(LULUCF refers to "land use, land-use change, and forestry"—so this chart doesn't take into account all of the carbon emitted when a rainforest is converted to a farm, for example.)
What exactly makes all that waste and its emissions? It's not just consumers throwing dinner scraps away. Some food spoils before farmers can harvest it, other food goes bad on its way from the farm to the market, and still more food ends up rotting on supermarket shelves. Looking at emissions of uneaten food from farm to table, the researchers found that food wasted at the consumer phase had the highest carbon footprint. That's because by the time food gets to that stage, it's already accumulated emissions from production, harvest, and distribution. In other words, when chuck food that you buy at the supermarket, you're throwing away every part of the process that has gotten it there, as well:

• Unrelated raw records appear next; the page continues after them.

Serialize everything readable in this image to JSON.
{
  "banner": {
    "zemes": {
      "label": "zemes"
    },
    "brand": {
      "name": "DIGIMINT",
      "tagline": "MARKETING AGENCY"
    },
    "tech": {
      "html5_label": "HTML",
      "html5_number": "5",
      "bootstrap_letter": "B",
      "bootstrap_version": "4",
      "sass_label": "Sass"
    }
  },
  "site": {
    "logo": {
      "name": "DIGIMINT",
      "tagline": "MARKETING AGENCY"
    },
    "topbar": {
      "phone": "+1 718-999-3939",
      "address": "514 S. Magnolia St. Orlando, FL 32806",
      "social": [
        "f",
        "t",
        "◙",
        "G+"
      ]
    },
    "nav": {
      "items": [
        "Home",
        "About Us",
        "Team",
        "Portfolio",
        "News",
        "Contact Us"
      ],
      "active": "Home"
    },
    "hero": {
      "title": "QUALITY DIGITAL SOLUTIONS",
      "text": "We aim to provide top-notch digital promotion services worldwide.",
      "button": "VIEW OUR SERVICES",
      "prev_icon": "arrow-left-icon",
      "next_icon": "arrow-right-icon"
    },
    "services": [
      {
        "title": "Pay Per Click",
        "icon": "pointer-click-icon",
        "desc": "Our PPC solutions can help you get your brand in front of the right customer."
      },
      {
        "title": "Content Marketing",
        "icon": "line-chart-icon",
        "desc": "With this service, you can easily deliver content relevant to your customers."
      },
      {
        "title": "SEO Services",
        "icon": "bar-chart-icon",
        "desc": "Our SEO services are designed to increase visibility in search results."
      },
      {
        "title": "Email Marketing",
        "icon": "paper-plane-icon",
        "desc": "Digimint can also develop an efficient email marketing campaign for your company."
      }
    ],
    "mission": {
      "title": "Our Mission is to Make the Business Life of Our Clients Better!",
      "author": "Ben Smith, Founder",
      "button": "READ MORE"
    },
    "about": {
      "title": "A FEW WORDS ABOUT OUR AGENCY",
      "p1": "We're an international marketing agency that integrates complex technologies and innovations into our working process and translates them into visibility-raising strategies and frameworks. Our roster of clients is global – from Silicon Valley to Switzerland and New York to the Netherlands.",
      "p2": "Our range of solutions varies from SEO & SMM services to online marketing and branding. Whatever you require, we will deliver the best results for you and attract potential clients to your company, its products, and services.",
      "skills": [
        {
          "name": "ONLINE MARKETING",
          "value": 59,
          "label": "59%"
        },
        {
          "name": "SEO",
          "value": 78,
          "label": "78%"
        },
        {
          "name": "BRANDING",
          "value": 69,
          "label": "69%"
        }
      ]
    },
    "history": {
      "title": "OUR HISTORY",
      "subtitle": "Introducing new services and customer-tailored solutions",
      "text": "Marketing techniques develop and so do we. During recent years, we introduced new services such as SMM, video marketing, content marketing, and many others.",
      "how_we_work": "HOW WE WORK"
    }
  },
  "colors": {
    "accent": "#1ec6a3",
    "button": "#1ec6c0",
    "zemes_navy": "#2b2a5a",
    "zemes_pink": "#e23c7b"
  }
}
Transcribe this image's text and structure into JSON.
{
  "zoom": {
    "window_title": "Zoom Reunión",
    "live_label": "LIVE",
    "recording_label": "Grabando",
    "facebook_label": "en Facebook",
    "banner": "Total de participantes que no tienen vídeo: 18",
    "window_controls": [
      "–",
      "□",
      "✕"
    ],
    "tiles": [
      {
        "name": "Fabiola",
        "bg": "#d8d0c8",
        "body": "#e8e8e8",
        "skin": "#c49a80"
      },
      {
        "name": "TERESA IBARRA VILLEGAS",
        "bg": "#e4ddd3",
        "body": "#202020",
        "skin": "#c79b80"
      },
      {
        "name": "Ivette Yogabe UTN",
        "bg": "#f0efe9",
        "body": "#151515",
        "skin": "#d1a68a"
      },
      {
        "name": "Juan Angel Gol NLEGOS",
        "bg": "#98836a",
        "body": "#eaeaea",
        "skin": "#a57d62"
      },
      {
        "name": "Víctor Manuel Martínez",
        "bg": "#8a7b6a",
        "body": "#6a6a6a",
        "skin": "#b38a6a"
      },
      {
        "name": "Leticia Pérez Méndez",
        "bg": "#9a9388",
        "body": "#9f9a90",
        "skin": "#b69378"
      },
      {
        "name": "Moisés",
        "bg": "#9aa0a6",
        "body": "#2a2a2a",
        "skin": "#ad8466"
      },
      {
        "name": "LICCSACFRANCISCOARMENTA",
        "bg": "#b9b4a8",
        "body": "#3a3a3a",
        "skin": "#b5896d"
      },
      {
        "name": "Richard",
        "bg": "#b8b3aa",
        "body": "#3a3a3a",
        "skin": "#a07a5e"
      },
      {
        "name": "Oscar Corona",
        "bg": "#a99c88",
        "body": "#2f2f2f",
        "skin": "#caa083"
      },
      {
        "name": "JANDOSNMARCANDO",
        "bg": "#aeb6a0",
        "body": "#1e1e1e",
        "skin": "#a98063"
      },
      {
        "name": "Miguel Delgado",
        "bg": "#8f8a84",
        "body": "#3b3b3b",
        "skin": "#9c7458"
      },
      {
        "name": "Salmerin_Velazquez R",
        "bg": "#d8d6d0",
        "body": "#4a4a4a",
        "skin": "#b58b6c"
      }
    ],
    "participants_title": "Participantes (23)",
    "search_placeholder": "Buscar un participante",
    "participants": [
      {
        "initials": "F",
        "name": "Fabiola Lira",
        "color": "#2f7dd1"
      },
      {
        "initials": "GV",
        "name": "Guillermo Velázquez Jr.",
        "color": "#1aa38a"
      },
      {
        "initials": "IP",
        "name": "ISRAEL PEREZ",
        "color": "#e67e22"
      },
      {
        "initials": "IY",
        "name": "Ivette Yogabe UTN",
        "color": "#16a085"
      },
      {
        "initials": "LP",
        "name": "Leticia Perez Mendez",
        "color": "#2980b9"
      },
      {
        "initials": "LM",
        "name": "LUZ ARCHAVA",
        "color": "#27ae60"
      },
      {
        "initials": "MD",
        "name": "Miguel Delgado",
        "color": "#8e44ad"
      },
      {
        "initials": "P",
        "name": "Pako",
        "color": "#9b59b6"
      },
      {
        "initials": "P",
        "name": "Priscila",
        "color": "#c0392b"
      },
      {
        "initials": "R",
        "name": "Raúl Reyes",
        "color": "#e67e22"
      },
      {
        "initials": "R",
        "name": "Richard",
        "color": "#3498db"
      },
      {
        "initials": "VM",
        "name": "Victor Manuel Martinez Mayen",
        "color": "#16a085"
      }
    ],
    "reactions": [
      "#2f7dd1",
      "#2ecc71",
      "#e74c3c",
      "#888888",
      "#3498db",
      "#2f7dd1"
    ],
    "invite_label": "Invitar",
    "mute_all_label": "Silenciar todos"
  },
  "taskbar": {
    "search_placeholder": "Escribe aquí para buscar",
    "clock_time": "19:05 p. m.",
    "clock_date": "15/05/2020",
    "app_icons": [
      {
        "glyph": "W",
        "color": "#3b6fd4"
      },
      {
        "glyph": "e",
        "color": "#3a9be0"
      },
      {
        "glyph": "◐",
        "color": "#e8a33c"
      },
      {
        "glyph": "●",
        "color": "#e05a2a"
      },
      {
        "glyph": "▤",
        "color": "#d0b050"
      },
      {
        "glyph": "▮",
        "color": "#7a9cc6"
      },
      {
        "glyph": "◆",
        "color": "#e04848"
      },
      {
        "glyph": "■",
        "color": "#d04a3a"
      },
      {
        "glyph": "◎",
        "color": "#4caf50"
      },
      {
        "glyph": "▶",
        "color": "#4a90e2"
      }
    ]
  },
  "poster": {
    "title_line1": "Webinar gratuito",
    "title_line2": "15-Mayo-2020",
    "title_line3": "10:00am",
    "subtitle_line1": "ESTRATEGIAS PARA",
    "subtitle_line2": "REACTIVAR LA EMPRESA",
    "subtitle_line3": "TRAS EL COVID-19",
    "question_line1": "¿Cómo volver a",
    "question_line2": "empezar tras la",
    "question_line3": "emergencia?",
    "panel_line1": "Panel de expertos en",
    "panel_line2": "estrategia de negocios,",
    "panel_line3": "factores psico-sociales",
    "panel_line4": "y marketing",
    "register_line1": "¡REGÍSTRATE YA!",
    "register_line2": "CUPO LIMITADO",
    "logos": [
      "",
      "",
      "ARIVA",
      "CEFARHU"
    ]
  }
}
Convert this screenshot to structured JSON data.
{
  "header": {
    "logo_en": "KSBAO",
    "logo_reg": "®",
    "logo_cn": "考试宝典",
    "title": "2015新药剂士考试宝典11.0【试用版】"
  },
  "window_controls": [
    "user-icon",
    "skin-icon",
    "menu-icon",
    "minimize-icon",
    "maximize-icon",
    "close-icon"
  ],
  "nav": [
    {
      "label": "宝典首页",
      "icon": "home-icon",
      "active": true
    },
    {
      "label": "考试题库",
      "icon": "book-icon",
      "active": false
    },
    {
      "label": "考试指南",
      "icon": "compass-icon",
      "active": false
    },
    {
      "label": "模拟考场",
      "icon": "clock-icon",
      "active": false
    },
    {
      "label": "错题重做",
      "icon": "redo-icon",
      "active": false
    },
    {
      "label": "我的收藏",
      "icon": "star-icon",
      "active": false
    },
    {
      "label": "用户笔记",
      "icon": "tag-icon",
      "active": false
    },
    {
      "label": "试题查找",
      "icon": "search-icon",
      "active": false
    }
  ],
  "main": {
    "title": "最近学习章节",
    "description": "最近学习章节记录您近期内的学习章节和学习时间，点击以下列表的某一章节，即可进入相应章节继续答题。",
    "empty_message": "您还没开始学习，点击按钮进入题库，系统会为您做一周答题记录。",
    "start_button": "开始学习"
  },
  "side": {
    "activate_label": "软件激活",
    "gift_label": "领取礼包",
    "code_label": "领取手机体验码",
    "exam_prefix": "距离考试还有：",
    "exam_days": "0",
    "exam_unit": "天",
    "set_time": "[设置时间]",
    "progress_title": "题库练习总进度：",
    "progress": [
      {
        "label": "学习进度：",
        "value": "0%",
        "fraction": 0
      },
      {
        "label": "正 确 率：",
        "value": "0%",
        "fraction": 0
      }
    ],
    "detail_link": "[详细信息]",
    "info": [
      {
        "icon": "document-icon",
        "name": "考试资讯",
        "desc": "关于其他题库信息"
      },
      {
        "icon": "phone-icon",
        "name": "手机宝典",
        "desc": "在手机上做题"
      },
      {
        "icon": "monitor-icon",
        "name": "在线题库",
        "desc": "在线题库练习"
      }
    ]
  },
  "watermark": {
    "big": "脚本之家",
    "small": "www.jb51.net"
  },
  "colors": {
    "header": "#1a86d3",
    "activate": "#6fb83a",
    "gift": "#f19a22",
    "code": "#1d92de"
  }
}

Some kinds of food waste create more emissions than others. Wasted fruit, for example, has a relatively small ratio of food waste to carbon emitted. Meat's ratio is much larger. That's because meat production is exceptionally carbon intensive.
Food waste and emissions also vary by region. This graph shows that industrialized Asia (China, Japan, and South Korea) is far and away the largest contributor to both food waste and carbon emissions in the world:
But if you look at food waste's carbon footprint per person, North America and Oceania (United States, Canada, Australia, and New Zealand) is the winner—meaning the uneaten food produced by each citizen of North America and Oceania is responsible for more carbon emissions than that of each person in industrialized Asia. The report authors don't go into the reasons for this, but I'm guessing it has to do with the fact that North Americans waste more food overall—especially in the carbon-instensive consumer phase—than people most other regions.
Of course, carbon emissions are not the only way in which wasted food harms the environment. The report finds that wasted food consumes an amount of water almost three times as large as Switzerland's Lake Geneva— that's 60 percent more than Lake Tahoe. The authors also note that uneaten food could cover nearly 30 percent of the world's arable land.
And that's to say nothing of the human impact of all this food waste. By 2020, the global population is expected to hit 8 billion. How are we going to feed everyone? Some argue that we should use biotechnology to design higher yielding crops, while others believe that we simply must redistribute the food we already grow—enough to feed 12 billion people, my colleague Tom Philpott reports—more evenly. But surely figuring out how to eat the food that we produce instead of throwing it away would help, too.
Kiera Butler is a senior editor at Mother Jones. For more of her stories, click here. RSS | TWITTER